Volume 487: debated on Wednesday 28 January 2009

To ask the Secretary of State for Children, Schools and Families what initiatives the Government has introduced for children of pre-school age to reduce childhood obesity in (a) England, (b) the North East, (c) Tees Valley and (d) Middlesbrough South and East Cleveland. (249829)

The Healthy Weight, Healthy Lives strategy, published in January 2008, set out the Government’s plans to reduce obesity, initially focusing on children. Every child should grow up eating well and enjoying being active and we want parents to have the knowledge and confidence to make this happen. There is no single, simple solution to reducing rates of overweight and obesity and therefore the Government are taking action on a number of fronts.

At a national level, the Government are promoting healthy eating and physical activity. The updated Child Health Promotion Programme was published in March 2008. It prioritises obesity prevention and physical activity by promoting positive parenting during pregnancy and the early years of children’s lives. We are working to support as many mothers as possible to breast feed and to continue to breast feed for longer—helped by children’s centres, health and other services, all promoting healthy weight. The Healthy Start initiative provides free vitamin supplements, vouchers for milk, fruit and vegetables for low income pregnant women and children up to age four.

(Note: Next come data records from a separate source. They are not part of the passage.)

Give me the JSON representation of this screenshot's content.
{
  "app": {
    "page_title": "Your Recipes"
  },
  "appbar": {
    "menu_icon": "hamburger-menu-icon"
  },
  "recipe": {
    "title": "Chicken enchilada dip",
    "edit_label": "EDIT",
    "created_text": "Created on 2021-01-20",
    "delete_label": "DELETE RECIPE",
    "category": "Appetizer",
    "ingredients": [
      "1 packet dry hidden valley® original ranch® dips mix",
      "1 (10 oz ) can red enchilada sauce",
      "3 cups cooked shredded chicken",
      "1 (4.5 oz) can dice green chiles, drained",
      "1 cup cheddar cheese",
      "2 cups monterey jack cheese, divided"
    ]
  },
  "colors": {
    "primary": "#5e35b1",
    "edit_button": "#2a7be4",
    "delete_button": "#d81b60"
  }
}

The introduction of the Early Years Foundation Stage for 0 to five-year-olds means that all early years education providers must promote the good health of children, by providing healthy, nutritious food and active play. The Play Strategy, launched in December 2008, sets out how Government will invest £235 million over 2008-09 to 2010-11 to develop play facilities for children of all ages. Ofcom have introduced restrictions on advertising foods that are high in fat, salt and sugar (HFSS) to children.

At a local level, primary care trusts, working with local authorities, are responsible for co-ordinating work to tackle childhood obesity. PCT plans, developed alongside local authority Children and Young People’s Plans, will feed into local area agreements agreed with the Government offices. Local areas will develop and implement their own initiatives based on local needs and circumstances. 130 LAs have chosen to include in their local area agreement at least one child obesity indicator from the National Indicator Set.

Middlesbrough is also one of the nine towns that have been awarded healthy town status as part of the Governments £30 million Healthy Community Challenge Fund. The money will be used to build on existing work and test out ideas on what further action needs to happen to make physical activity and healthy food choices easier for people.

All this is supported by the Change4Life movement at a national and local level which aims to help families eat well, move more and live longer and which is initially focused on families with young children. Change4Life is working with a range of commercial and voluntary sector partners, signing up to play their part and deliver concrete commitments to change both nationally and locally.